Lead Forensics



When selecting servers, it is vital to consider the potential data throughput that a security system may require as and when higher resolution image capture is added.

2014 represented the first year that IP cameras outsold analogue CCTV with High Definition 1080P cameras rapidly becoming the ‘de facto’ camera of choice in most professional CCTV applications. 4K has become the latest buzz word, which at 8 megapixels is 4 times the resolution of 1080P and over 20 times the resolution of a conventional analogue CCTV camera and recently we have seen CCTV cameras available on the market with resolutions of up to 30 megapixels on a single sensor.

With additional resolution comes larger image sizes, so using comparable compression standards and frame rates the data produced by a HD camera will increase proportionally with resolution. One option to record sufficient cameras on a server is to reduce frame rates or increase compression and whilst H.264 is a very efficient video compression standard the fact remains that over compressing a megapixel image will eventually outweigh the advantages the additional resolution gave you in the first place.

So, let’s have a look at how H.264 works. H.264 is motion-compensation-based video compression standard. Image streams consist of I-Frames, a full frame reference image, followed by a number of P or predictive frames which only update pixel change from the reference image or previous image. This process massively reduces the data stream by not re-creating data we already have stored. Because of this many industry calculators will ask you to define scene complexity for each of the cameras as the amount of data created (and therefore the processing and storage calculations) will be entirely dependent on the amount of movement in the image, as movement increases pixel change increases and therefore so do the individual frame sizes and the total data stream from the camera.

In general industry calculators are poor and often give wildly varied results and partial information. When calculating your server requirements there are two important numbers you need for any h.264 device, Average bandwidth and Peak bandwidth. Average bandwidth is the sum of the individual I and P frames in one second during routine operation measured in Mbps (Megabits per second); this is this number that will be used for storage calculations. Often absent in industry calculators however is the Peak bandwidth value, the maximum potential bandwidth output should all pixels be changing at the same time.

The server you select must be able to handle the peaks caused by high pixel change on all cameras simultaneously or you risk server failure at potentially the most critical time. On many cameras and VMS’s a bandwidth cap is applied allowing for an easy calculation but as a rule of thumb peak bandwidth could be four times that of a quiet scene and double that of a busy scene. 

As an example of where this calculation is important, think of a hotel. Generally, there will be a few people walking in the corridors at any one time, a few people at the bar and a few at reception, most cameras are ticking over on very low bandwidth as pixel change is minimal. Imagine now that there is a fire in the middle of the night, the alarms go off, emergency lighting on, smoke, flames, sprinklers and general chaos. Suddenly all of the cameras will experience very high motion simultaneously and your server must be prepared as this is one of the mission critical applications the CCTV system was installed for in the first place, the last thing you need is the core of your system failing and shutting down.

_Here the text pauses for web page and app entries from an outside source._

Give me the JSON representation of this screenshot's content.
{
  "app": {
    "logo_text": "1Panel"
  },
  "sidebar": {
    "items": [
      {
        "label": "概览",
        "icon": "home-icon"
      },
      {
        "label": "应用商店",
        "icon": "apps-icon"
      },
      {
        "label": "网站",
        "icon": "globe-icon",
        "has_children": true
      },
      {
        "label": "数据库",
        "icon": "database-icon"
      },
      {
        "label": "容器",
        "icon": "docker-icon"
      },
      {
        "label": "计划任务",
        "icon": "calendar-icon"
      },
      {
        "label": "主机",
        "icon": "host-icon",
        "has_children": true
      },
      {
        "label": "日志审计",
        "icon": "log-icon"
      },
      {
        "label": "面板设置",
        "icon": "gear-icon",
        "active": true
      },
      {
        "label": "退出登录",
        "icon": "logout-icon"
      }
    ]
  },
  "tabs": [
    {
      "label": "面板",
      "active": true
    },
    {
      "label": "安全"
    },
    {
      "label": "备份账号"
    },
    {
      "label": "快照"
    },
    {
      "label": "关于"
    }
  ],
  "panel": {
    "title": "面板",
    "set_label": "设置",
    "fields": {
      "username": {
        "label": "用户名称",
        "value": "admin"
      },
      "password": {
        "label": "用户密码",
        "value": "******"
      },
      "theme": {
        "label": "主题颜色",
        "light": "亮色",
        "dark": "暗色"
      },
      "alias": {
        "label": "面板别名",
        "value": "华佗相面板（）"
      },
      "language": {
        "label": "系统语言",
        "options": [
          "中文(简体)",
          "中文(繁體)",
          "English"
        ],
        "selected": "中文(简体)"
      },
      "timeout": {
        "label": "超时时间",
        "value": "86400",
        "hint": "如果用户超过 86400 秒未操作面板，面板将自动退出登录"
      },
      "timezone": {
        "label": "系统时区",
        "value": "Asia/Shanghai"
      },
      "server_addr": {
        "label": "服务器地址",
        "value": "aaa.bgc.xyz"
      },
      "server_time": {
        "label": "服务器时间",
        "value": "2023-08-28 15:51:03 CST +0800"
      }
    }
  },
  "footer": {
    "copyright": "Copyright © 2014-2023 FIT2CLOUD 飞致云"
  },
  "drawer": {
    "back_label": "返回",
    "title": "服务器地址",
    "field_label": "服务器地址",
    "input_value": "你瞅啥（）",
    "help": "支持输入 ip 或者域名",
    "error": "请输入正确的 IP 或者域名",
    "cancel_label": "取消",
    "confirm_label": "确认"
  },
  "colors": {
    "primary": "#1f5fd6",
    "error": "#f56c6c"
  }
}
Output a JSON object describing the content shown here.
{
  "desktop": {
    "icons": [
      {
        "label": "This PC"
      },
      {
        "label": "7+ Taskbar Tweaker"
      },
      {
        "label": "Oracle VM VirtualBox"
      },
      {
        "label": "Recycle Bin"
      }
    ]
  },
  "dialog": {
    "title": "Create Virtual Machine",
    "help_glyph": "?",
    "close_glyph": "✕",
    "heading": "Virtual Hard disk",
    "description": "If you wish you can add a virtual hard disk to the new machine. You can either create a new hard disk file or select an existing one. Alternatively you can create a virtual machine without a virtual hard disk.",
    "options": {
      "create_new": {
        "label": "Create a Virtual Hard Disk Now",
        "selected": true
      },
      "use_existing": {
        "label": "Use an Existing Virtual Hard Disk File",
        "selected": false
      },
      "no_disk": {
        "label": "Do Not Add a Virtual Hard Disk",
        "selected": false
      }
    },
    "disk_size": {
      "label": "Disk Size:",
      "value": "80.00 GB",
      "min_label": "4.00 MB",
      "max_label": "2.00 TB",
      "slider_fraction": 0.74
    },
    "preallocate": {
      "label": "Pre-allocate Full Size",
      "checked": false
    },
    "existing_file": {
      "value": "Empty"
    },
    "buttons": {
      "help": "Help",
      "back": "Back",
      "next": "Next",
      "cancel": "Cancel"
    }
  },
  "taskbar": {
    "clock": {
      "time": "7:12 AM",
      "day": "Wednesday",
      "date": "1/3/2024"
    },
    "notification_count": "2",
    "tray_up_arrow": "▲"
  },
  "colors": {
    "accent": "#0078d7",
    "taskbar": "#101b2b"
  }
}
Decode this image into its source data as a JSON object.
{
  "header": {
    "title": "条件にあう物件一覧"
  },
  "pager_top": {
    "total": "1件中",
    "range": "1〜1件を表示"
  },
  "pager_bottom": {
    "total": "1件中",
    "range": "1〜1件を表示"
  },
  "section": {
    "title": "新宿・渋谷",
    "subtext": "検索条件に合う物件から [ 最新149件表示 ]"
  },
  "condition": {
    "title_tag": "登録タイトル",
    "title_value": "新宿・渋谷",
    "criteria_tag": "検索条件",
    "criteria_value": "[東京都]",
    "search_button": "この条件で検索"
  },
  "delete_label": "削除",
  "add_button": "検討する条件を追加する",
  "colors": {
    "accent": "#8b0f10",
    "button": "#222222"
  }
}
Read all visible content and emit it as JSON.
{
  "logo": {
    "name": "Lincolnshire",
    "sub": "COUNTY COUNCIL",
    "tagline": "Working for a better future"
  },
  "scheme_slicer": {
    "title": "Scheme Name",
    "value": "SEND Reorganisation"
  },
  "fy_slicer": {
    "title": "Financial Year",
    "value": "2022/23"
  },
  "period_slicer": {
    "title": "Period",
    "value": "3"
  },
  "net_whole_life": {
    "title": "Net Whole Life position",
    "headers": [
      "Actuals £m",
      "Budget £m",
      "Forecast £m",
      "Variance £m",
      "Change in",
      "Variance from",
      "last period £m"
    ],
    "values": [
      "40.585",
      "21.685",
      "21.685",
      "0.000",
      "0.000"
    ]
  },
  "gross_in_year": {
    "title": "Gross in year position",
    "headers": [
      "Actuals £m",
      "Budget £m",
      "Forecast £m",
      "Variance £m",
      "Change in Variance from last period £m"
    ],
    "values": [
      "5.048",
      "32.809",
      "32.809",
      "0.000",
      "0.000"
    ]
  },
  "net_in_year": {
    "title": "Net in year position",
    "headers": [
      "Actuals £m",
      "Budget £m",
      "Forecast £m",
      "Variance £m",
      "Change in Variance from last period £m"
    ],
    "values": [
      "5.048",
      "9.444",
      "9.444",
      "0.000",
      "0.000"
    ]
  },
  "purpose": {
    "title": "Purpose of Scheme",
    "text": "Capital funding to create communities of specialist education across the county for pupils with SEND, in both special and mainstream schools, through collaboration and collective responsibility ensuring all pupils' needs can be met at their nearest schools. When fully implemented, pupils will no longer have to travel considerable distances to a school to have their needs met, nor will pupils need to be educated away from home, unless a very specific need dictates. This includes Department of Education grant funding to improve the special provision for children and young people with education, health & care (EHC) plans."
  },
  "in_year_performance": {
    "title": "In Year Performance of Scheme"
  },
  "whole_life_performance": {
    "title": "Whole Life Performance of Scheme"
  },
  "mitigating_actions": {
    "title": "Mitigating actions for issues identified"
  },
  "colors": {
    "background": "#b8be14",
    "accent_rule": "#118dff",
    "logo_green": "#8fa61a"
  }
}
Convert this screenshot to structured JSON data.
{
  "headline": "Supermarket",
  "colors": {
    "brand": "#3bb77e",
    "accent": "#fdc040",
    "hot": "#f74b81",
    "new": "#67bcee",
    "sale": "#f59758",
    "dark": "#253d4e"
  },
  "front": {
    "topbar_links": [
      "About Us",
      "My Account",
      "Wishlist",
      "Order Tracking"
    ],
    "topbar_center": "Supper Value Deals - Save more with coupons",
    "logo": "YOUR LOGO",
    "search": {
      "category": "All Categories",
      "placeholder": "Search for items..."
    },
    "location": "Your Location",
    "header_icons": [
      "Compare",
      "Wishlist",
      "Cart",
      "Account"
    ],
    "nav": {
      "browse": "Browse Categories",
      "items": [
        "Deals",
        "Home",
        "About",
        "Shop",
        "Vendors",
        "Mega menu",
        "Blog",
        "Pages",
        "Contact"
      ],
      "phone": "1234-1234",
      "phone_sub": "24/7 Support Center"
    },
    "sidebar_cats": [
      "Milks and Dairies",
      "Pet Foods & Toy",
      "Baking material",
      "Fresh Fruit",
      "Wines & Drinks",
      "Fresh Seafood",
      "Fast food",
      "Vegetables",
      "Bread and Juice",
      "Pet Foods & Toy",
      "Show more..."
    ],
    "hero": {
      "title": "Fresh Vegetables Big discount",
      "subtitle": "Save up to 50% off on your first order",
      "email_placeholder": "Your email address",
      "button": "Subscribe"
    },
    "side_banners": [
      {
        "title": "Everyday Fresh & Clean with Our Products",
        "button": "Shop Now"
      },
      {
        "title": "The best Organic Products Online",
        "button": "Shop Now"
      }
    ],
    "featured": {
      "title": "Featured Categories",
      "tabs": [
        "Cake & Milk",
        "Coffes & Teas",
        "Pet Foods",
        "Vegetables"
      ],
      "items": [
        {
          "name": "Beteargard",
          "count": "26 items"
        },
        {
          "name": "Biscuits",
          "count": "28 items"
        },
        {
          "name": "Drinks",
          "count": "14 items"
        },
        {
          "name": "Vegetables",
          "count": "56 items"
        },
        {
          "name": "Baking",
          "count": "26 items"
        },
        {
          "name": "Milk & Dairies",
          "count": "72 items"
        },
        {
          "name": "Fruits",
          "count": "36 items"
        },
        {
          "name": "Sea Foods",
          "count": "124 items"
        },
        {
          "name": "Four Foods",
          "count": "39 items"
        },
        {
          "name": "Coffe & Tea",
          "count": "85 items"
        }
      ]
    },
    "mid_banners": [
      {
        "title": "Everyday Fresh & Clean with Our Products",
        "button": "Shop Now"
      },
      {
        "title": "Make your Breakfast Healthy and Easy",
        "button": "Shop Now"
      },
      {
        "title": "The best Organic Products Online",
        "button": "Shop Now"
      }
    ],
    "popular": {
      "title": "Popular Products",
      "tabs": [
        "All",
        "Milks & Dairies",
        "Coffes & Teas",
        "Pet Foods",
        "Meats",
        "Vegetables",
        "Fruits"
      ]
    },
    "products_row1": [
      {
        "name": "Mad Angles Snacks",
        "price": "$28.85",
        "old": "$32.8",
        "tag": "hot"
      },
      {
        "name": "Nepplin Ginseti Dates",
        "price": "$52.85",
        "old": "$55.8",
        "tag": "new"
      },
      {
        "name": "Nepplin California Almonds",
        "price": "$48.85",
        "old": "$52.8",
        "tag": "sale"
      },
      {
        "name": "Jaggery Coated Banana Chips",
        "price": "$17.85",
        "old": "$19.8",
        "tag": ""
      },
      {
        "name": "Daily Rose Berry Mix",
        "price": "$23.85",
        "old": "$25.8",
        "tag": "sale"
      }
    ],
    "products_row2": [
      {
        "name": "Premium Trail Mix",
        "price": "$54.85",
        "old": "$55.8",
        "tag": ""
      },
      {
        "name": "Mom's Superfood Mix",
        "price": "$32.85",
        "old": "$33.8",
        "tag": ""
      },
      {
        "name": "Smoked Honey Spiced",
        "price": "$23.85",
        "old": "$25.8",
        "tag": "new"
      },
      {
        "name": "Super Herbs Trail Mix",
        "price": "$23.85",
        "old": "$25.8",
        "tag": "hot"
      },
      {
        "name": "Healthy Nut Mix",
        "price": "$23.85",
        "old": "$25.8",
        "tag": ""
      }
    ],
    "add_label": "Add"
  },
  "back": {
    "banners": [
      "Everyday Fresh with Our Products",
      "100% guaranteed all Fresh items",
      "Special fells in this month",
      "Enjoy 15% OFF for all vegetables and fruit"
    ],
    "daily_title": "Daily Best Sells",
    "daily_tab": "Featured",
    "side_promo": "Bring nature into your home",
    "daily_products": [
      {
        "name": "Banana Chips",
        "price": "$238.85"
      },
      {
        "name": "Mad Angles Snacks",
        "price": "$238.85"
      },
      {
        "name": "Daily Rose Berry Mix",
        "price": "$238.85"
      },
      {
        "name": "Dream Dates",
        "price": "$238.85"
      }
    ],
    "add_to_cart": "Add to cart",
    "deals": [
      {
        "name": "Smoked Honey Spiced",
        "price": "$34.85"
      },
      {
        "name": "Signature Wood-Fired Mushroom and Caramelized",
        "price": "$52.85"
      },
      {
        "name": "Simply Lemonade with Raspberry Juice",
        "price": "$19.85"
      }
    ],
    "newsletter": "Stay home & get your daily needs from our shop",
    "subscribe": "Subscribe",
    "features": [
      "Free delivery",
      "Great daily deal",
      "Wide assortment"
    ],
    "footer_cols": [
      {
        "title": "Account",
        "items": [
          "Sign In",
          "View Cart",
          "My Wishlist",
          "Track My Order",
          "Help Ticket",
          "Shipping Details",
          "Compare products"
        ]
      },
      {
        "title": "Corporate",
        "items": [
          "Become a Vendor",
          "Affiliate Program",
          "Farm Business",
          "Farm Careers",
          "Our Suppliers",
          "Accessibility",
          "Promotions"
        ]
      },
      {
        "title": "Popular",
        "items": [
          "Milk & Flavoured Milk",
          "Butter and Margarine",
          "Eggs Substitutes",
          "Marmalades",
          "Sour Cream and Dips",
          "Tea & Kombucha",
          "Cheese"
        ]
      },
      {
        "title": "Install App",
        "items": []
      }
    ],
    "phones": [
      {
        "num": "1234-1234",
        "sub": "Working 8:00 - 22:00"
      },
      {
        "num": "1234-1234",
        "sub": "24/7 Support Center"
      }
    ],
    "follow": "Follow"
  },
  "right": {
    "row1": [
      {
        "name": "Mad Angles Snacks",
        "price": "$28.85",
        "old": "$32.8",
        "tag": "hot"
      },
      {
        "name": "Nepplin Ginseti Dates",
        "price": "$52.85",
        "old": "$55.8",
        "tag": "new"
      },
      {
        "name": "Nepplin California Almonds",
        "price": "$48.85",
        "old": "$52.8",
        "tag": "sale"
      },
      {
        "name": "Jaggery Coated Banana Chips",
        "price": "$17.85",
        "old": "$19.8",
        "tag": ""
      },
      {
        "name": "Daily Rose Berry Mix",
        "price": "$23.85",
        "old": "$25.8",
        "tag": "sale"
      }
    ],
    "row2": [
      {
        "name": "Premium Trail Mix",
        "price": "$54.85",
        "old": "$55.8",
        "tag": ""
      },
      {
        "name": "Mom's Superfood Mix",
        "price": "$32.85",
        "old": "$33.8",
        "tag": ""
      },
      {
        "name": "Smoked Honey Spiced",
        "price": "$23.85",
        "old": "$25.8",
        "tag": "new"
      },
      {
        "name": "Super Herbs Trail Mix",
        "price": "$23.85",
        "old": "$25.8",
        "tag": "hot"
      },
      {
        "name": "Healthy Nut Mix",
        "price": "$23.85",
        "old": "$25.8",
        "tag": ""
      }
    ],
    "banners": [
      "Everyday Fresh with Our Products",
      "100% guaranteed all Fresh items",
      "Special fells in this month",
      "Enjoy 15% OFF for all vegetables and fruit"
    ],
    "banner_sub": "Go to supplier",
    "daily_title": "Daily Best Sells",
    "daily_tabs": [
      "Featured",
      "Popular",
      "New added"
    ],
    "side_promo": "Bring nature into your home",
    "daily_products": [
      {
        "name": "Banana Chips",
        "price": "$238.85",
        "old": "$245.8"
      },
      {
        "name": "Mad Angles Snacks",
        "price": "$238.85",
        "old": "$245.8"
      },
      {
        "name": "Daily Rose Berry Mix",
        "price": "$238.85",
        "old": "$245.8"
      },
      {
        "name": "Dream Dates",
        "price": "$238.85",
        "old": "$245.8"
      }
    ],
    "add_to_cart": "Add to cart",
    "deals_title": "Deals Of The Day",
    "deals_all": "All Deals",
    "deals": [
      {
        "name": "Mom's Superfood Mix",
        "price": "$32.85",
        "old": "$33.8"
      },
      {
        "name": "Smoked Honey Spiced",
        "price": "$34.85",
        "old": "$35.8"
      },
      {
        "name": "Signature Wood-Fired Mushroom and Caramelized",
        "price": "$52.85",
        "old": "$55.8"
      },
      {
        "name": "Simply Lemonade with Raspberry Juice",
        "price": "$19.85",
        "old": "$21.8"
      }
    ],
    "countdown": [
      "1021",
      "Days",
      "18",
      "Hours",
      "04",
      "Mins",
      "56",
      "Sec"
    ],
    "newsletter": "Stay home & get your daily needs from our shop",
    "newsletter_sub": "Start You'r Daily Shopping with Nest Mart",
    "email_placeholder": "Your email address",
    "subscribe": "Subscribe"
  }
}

So, you have done your bandwidth calculations, what are your options? Most industry available servers are rebadged generalist servers designed for multi-tasking, to host websites, databases, backup, email servers and likely most of the data on social media sites we all use on a day to day basis, they will also run your VMS if you wish. However, remember there is nothing more data intensive than video other than multiple streams of HD video. Because of their generalist nature IT centric servers will also often have a restricted throughput seriously limiting the number of HD cameras recording to a single server.

There is a common misconception in the industry that to increase the throughput of a server you simply need to upgrade the processor, however with specialist knowledge and components there are many more ways to optimise throughput. There are a few server manufacturers emerging in the industry today who truly understand how IP video works, how it gets from A to B, who have taken the time to analyse the intricacies and modus operandi of the various VMS options and who are creating servers to meet the demands of increasing camera resolutions without having to make compromises on camera performance. Specialist servers for HD Surveillance are available today with a throughput of up to 4000Mbps (input and output) equivalent to 15 off the shelf, IT Centric servers commonly on offer.

The VMS you use and other parallel video applications such as Mobile Gateway, LPR or video analytics will all impact the overall performance of your server, often requiring multiple servers or virtualisation to achieve the end requirement. Industry calculators will often only deliver an average throughput and a storage number, sometimes suggesting a processor that might be required, however they will never provide enough information for your local server manufacturer to build an optimised solution for the application. Consulting an HD surveillance server specialist can often save considerable time, money, rack space and power not to mention the peace of mind that your hardware solution has been designed with an in-depth knowledge of both IT and IP Video.

As a final thought, recording compressed streams of HD video is only part of the battle, serious consideration should also be given to the hardware requirements to decode and display multiple streams of HD live and playback images, especially given the recent popularity of HD Panoramic cameras. But that is a different paper…